*** Opening Data provided ***

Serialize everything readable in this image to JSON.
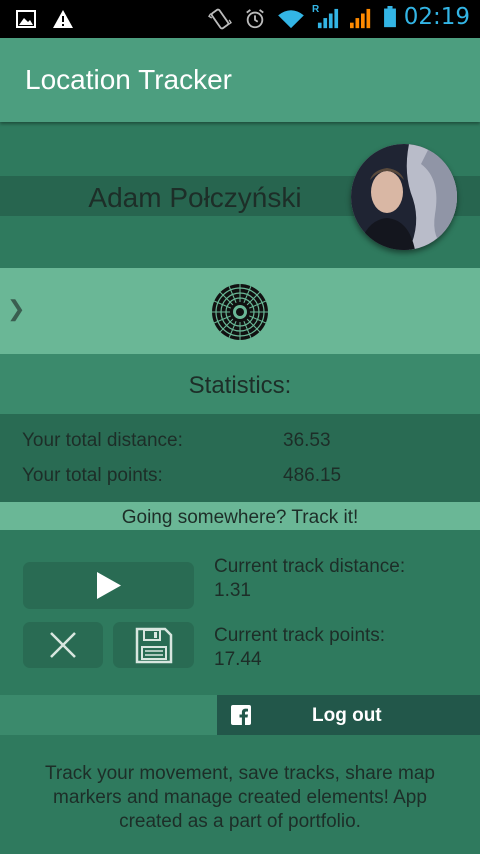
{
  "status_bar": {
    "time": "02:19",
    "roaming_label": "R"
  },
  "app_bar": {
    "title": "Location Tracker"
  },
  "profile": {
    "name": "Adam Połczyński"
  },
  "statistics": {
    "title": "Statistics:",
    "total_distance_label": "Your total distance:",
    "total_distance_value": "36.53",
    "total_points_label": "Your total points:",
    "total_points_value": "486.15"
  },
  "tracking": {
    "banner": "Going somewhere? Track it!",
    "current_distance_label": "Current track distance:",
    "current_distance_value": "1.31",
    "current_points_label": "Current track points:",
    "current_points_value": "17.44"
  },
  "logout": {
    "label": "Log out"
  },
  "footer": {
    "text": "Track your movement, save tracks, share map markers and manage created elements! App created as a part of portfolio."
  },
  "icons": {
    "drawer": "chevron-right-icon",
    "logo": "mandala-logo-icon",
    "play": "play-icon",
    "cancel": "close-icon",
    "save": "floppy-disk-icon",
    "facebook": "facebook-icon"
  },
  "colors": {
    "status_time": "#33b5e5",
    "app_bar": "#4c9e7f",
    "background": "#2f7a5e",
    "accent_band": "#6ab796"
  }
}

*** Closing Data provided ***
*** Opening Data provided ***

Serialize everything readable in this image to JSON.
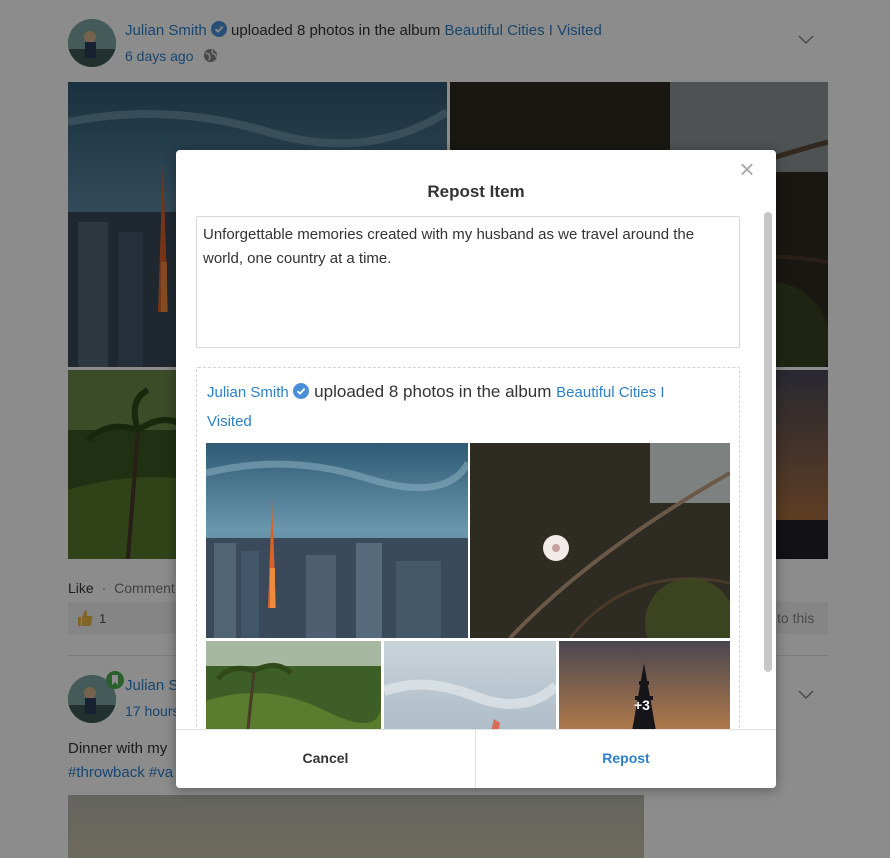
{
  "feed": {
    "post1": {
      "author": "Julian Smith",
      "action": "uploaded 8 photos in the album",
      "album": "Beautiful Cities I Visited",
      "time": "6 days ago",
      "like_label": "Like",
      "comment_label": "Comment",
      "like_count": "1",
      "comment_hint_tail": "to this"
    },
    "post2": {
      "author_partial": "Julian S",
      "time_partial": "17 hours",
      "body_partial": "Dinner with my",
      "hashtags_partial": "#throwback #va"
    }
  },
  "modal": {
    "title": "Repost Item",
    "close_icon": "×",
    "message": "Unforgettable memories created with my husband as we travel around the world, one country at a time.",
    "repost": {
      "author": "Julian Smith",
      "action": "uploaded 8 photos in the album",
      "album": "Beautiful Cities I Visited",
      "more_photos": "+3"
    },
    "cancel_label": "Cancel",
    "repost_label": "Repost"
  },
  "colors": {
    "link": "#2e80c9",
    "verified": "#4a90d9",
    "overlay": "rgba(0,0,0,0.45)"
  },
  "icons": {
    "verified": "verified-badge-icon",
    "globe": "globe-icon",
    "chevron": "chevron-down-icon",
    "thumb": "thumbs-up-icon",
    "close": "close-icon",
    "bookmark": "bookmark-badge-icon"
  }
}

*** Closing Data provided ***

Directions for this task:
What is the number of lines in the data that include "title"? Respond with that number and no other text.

Answer:
3